Moving On From a Co-Sex Addict Model
In the book, Your Sexually Addicted Spouse, Steffens tells of an occurrence at the annual conference in 2007 for the Society for the Advancement of Sexual Health (SASH). Robert Weiss, CSAT, author, speaker and director of the Sexual Recovery Institute in Los Angeles, shared that much of his thinking about partners of sex addicts had formerly been based on what he learned as he worked with sex addicts. He said he compared the “out of control” behaviors he sees in addicts to the “out of control” behaviors in partners. Weiss stated,
“My thought was when I first started doing the work (with partners) was, ‘Well, these spouses are out of control. They’re doing detective work, they’re eating, they’re spending his money, they’re furious – they need confronting, containing, managing, too.’ That’s my lack of empathy…and that’s why the trauma issues weren’t addressed: because we just wanted to control all that anger and didn’t really understand it. I think collectively that they had a right to it. And I think it’s really good news to have the experience of both in our clinic for the last year…because I see spouses de-escalated, you know–feeling validated, feeling supported, feeling understood, being given the space to do what they need to do to take care of themselves and not be called crazy because they are so out of control.”
Unfortunately, while some are beginning to get it, the co-sex addict model is still the prevailing paradigm by sex addiction professionals. This model assumes all partners of sex addicts fit a certain mold. It says she is partially responsible for the problem. This is a way of shifting blame away from the addict.
Partners are still being sent to 12-step programs where they are told to accept their part, look at the “nature of their wrongs,” their “defects of character,” and their “shortcomings.” They are also told to make a “list of those they have wronged and make amends.” This is not working. This leaves partners feeling wounded, attacked, blamed, and shamed.
How Are We Treating the Spouses?
Can anyone make a sane argument that immediately after discovering a spouse’s multiple infidelities, compulsive pornography use and/or various other betrayals, the best course of action is to start telling her what she has done wrong?
But this is what is happening, and it has to stop.

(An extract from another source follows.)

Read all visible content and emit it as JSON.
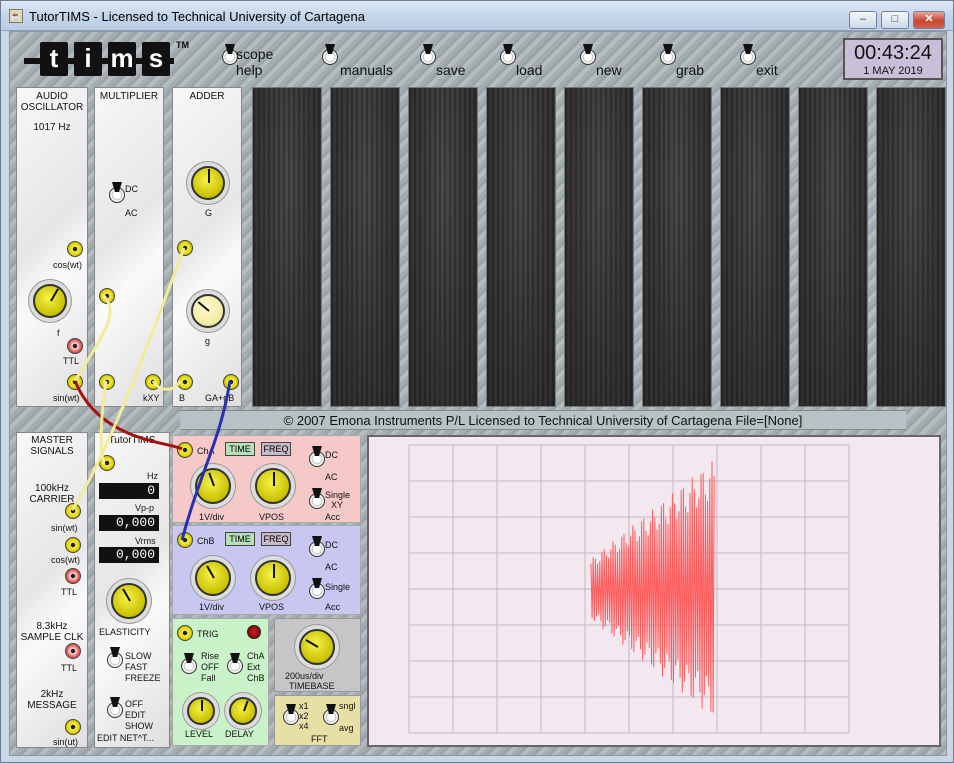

Yes, some partners of sex addicts have enabled behavior and even done things such as put their children in harm’s way to protect their spouse and hide his addiction. When that is happening, it should be addressed appropriately. But, in Dr. Steffens words, “In my experience, most of these women are very healthy women.”

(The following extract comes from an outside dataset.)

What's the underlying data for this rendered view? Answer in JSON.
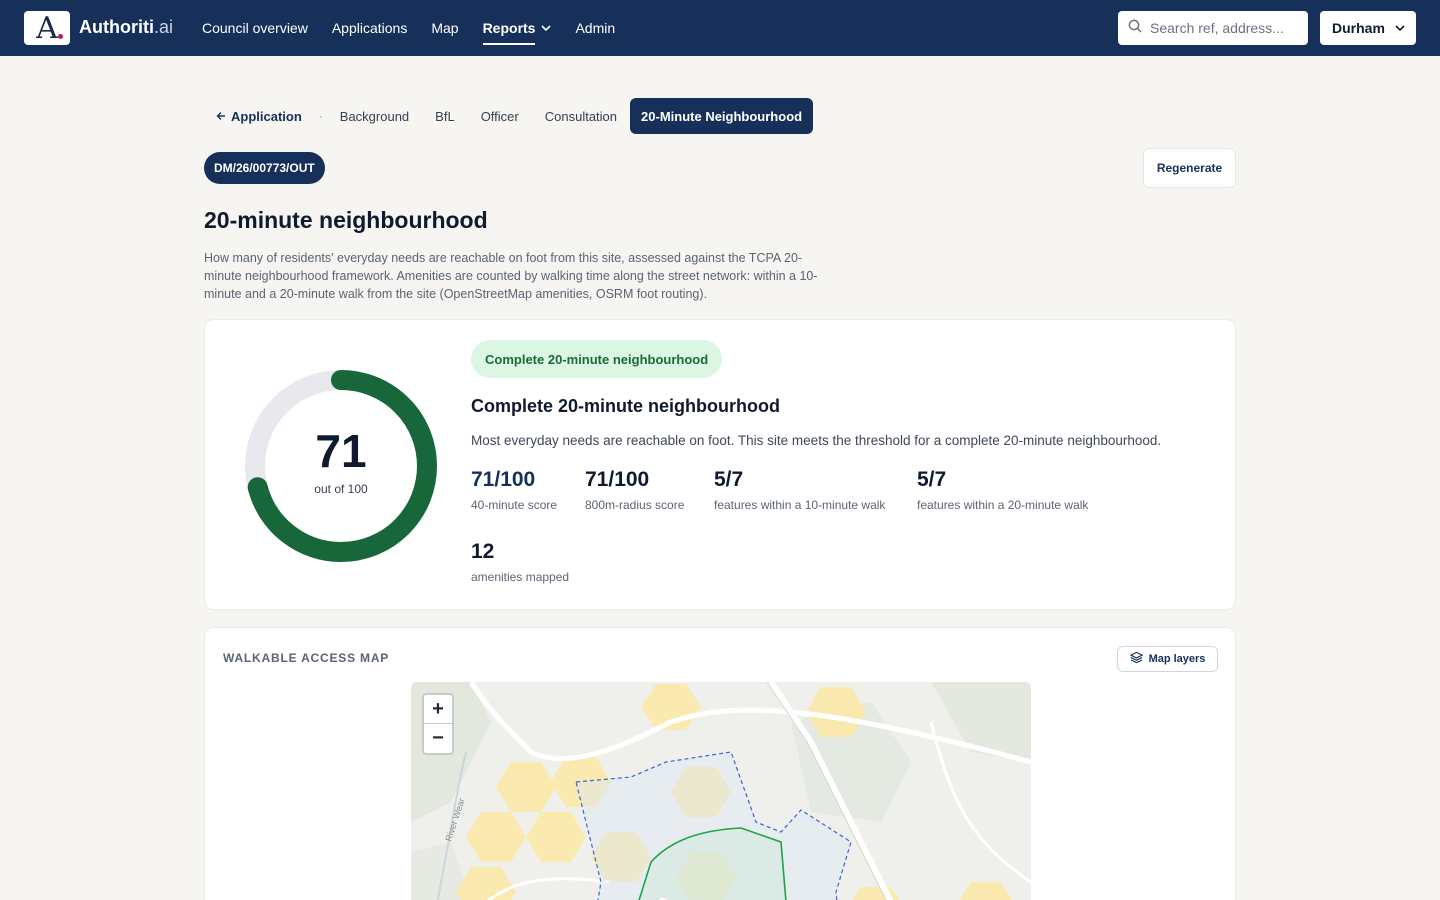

Please visit my website for partner-sensitive resources. You can also read about the Association of Partners of Sex Addiction Specialists (APSATS), of which I am a member and former board member, created to advocate for partners. One of their biggest missions is to train and certify therapists in the proper treatment of partners of sex addicts. They offer several trainings throughout the year in person or online. If you are a therapist or life coach, please check it out and sign up. If you are a partner of a sex addict, encourage your therapist to attend the training. As new therapists are trained and certified, they will be listed on the APSATS website.

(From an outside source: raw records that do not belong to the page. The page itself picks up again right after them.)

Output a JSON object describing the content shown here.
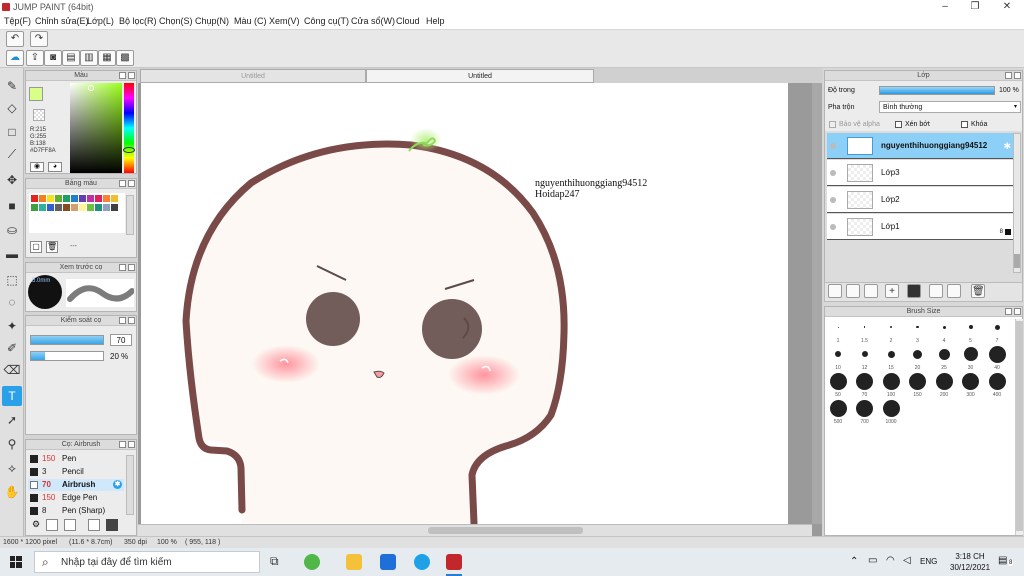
{
  "title": "JUMP PAINT (64bit)",
  "menu": [
    "Tệp(F)",
    "Chỉnh sửa(E)",
    "Lớp(L)",
    "Bộ lọc(R)",
    "Chọn(S)",
    "Chụp(N)",
    "Màu (C)",
    "Xem(V)",
    "Công cụ(T)",
    "Cửa sổ(W)",
    "Cloud",
    "Help"
  ],
  "tabs": [
    "Untitled",
    "Untitled"
  ],
  "color_panel": {
    "title": "Màu",
    "r": "R:215",
    "g": "G:255",
    "b": "B:138",
    "hex": "#D7FF8A",
    "current": "#d7ff8a"
  },
  "swatch_panel": {
    "title": "Bảng màu",
    "dash": "---"
  },
  "preview_panel": {
    "title": "Xem trước cọ",
    "size": "5.0mm"
  },
  "control_panel": {
    "title": "Kiểm soát cọ",
    "size_val": "70",
    "opacity_val": "20 %"
  },
  "brush_panel": {
    "title": "Cọ: Airbrush",
    "items": [
      {
        "num": "150",
        "label": "Pen"
      },
      {
        "num": "3",
        "label": "Pencil"
      },
      {
        "num": "70",
        "label": "Airbrush"
      },
      {
        "num": "150",
        "label": "Edge Pen"
      },
      {
        "num": "8",
        "label": "Pen (Sharp)"
      }
    ]
  },
  "canvas": {
    "text1": "nguyenthihuonggiang94512",
    "text2": "Hoidap247"
  },
  "layer_panel": {
    "title": "Lớp",
    "opacity_label": "Độ trong",
    "opacity_val": "100 %",
    "blend_label": "Pha trộn",
    "blend_val": "Bình thường",
    "protect_alpha": "Bảo vệ alpha",
    "clip": "Xén bớt",
    "lock": "Khóa",
    "layers": [
      "nguyenthihuonggiang94512",
      "Lớp3",
      "Lớp2",
      "Lớp1"
    ],
    "count": "8"
  },
  "brush_size": {
    "title": "Brush Size",
    "sizes": [
      "1",
      "1.5",
      "2",
      "3",
      "4",
      "5",
      "7",
      "10",
      "12",
      "15",
      "20",
      "25",
      "30",
      "40",
      "50",
      "70",
      "100",
      "150",
      "200",
      "300",
      "400",
      "500",
      "700",
      "1000"
    ]
  },
  "status": {
    "size": "1600 * 1200 pixel",
    "cm": "(11.6 * 8.7cm)",
    "dpi": "350 dpi",
    "zoom": "100 %",
    "coords": "( 955, 118 )"
  },
  "taskbar": {
    "search": "Nhập tại đây để tìm kiếm",
    "lang": "ENG",
    "time": "3:18 CH",
    "date": "30/12/2021",
    "notif": "8"
  }
}
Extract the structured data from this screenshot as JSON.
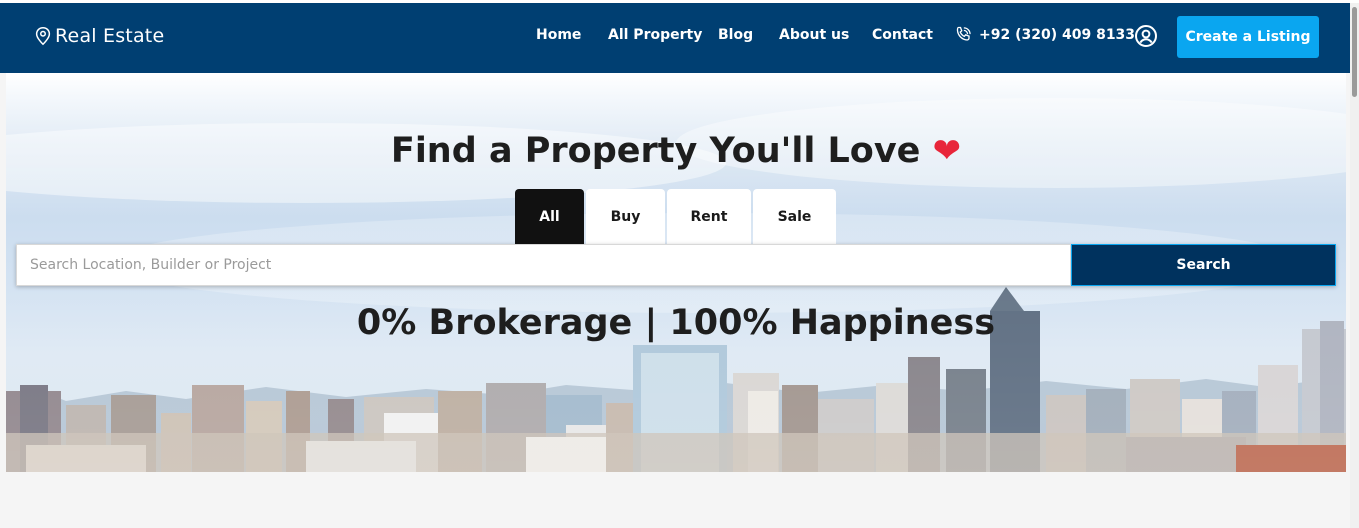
{
  "navbar": {
    "logo_text": "Real Estate",
    "links": [
      "Home",
      "All Property",
      "Blog",
      "About us",
      "Contact"
    ],
    "phone": "+92 (320) 409 8133",
    "cta_label": "Create a Listing"
  },
  "hero": {
    "title": "Find a Property You'll Love",
    "heart": "❤",
    "tabs": [
      "All",
      "Buy",
      "Rent",
      "Sale"
    ],
    "active_tab": "All",
    "search": {
      "placeholder": "Search Location, Builder or Project",
      "value": "",
      "button_label": "Search"
    },
    "tagline": "0% Brokerage | 100% Happiness"
  },
  "colors": {
    "navbar_bg": "#003f72",
    "cta_bg": "#0aa6f0",
    "search_button_bg": "#00325e",
    "heart": "#e8253a",
    "active_tab_bg": "#111111"
  },
  "icons": [
    "location-pin-icon",
    "phone-icon",
    "user-circle-icon"
  ]
}
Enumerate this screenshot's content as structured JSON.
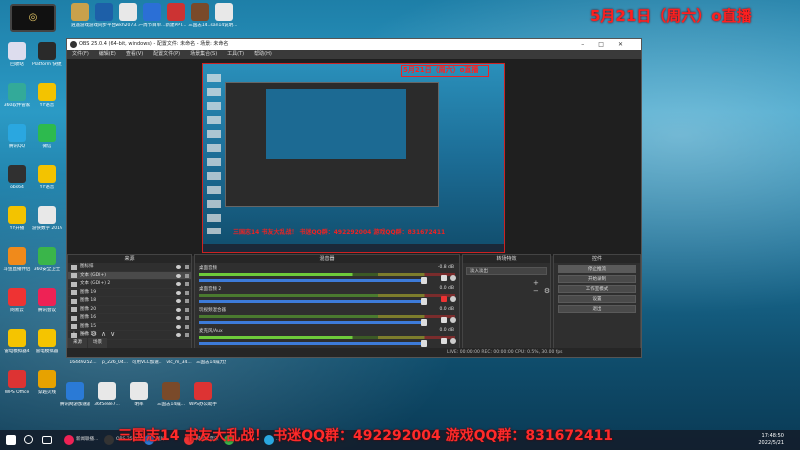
{
  "overlay": {
    "date": "5月21日（周六）o直播",
    "bottom_banner": "三国志14 书友大乱战！ 书迷QQ群：492292004    游戏QQ群：831672411"
  },
  "desktop_icons_top": [
    {
      "label": "逍遥游戏",
      "color": "#c9a14b"
    },
    {
      "label": "游戏同步平台...",
      "color": "#1d5fa8"
    },
    {
      "label": "wkh2073...",
      "color": "#e8e8e8"
    },
    {
      "label": "一周节目单...",
      "color": "#2b6fd6"
    },
    {
      "label": "新建PPT...",
      "color": "#c33"
    },
    {
      "label": "三国志14...",
      "color": "#7a4a2a"
    },
    {
      "label": "san14说明...",
      "color": "#e8e8e8"
    }
  ],
  "desktop_icons_left": [
    {
      "label": "回收站",
      "color": "#dde"
    },
    {
      "label": "Platform 快捷方式",
      "color": "#2a2a2a"
    },
    {
      "label": "360软件管家",
      "color": "#3a9"
    },
    {
      "label": "YY语音",
      "color": "#f3c300"
    },
    {
      "label": "腾讯QQ",
      "color": "#2aa7e0"
    },
    {
      "label": "微信",
      "color": "#2dba4e"
    },
    {
      "label": "obs64",
      "color": "#303030"
    },
    {
      "label": "YY语音",
      "color": "#f3c300"
    },
    {
      "label": "YY开播",
      "color": "#f3c300"
    },
    {
      "label": "游侠数字 2019121...",
      "color": "#e8e8e8"
    },
    {
      "label": "斗鱼直播伴侣",
      "color": "#f08a1b"
    },
    {
      "label": "360安全卫士",
      "color": "#3ab54a"
    },
    {
      "label": "网易云",
      "color": "#e33"
    },
    {
      "label": "腾讯会议",
      "color": "#e25"
    },
    {
      "label": "雷电模拟器4",
      "color": "#f5c400"
    },
    {
      "label": "雷电模拟器",
      "color": "#f5c400"
    },
    {
      "label": "WPS Office",
      "color": "#d33"
    },
    {
      "label": "穿越火线",
      "color": "#e7a200"
    }
  ],
  "desktop_icons_bottom": [
    {
      "label": "16449252...",
      "color": "#e8e8e8"
    },
    {
      "label": "p_226_04...",
      "color": "#e8e8e8"
    },
    {
      "label": "可用VLC加速...",
      "color": "#e8e8e8"
    },
    {
      "label": "vlc_m_34...",
      "color": "#e8e8e8"
    },
    {
      "label": "三国志14威力加强版",
      "color": "#7a4a2a"
    },
    {
      "label": "腾讯网游加速器",
      "color": "#2a7ad6"
    },
    {
      "label": "36f5e8e7...",
      "color": "#e8e8e8"
    },
    {
      "label": "明率",
      "color": "#e8e8e8"
    },
    {
      "label": "三国志14威...",
      "color": "#7a4a2a"
    },
    {
      "label": "WPS办公助手",
      "color": "#d33"
    }
  ],
  "obs": {
    "title": "OBS 25.0.4 (64-bit, windows) - 配置文件: 未命名 - 场景: 未命名",
    "menu": [
      "文件(F)",
      "编辑(E)",
      "查看(V)",
      "配置文件(P)",
      "场景集合(S)",
      "工具(T)",
      "帮助(H)"
    ],
    "docks": {
      "sources_title": "来源",
      "mixer_title": "混音器",
      "transition_title": "转场特效",
      "controls_title": "控件"
    },
    "sources": [
      {
        "name": "图标排",
        "selected": false
      },
      {
        "name": "文本 (GDI+)",
        "selected": true
      },
      {
        "name": "文本 (GDI+) 2",
        "selected": false
      },
      {
        "name": "图像 19",
        "selected": false
      },
      {
        "name": "图像 18",
        "selected": false
      },
      {
        "name": "图像 20",
        "selected": false
      },
      {
        "name": "图像 16",
        "selected": false
      },
      {
        "name": "图像 15",
        "selected": false
      },
      {
        "name": "图像 14",
        "selected": false
      }
    ],
    "source_tabs": [
      "来源",
      "场景"
    ],
    "mixer": [
      {
        "name": "桌面音频",
        "db": "-0.8 dB",
        "active": true,
        "level": 0.97,
        "muted": false
      },
      {
        "name": "桌面音频 2",
        "db": "0.0 dB",
        "active": false,
        "level": 0.97,
        "muted": true
      },
      {
        "name": "玩视频混合器",
        "db": "0.0 dB",
        "active": false,
        "level": 0.97,
        "muted": false
      },
      {
        "name": "麦克风/Aux",
        "db": "0.0 dB",
        "active": true,
        "level": 0.97,
        "muted": false
      }
    ],
    "transition": {
      "selected": "淡入淡出"
    },
    "controls": [
      {
        "label": "停止推流",
        "highlight": true
      },
      {
        "label": "开始录制",
        "highlight": false
      },
      {
        "label": "工作室模式",
        "highlight": false
      },
      {
        "label": "设置",
        "highlight": false
      },
      {
        "label": "退出",
        "highlight": false
      }
    ],
    "status": "LIVE: 00:00:00    REC: 00:00:00    CPU: 0.5%, 30.00 fps"
  },
  "taskbar": {
    "apps": [
      {
        "label": "新闻联播...",
        "color": "#e25"
      },
      {
        "label": "OBS 25.0.4...",
        "color": "#333"
      },
      {
        "label": "图片...",
        "color": "#2a7ad6"
      },
      {
        "label": "网易云音乐",
        "color": "#e33"
      },
      {
        "label": "...",
        "color": "#3ab54a"
      },
      {
        "label": "...",
        "color": "#2aa7e0"
      }
    ],
    "time": "17:48:50",
    "date": "2022/5/21"
  },
  "colors": {
    "accent_red": "#ff2020",
    "obs_bg": "#2b2b2b",
    "slider_blue": "#3d7bd9"
  }
}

It can feel like an uphill battle when the wife of a sex addict is trying to heal but feels like her voice is being silenced by everyone around her. To that wife I say, be your own advocate. Trust your gut and do not back down. Pray for God to guide you to supportive people who recognize your need to feel safe and can help you get there. Pray for God to guide your husband to people who will help him understand your needs and teach him how to be a safe person for you.
The biggest way to get through to those in helping roles is for partners of sex addicts to demand to be treated better. Eventually, others will have to start listening, as I gratefully already see happening.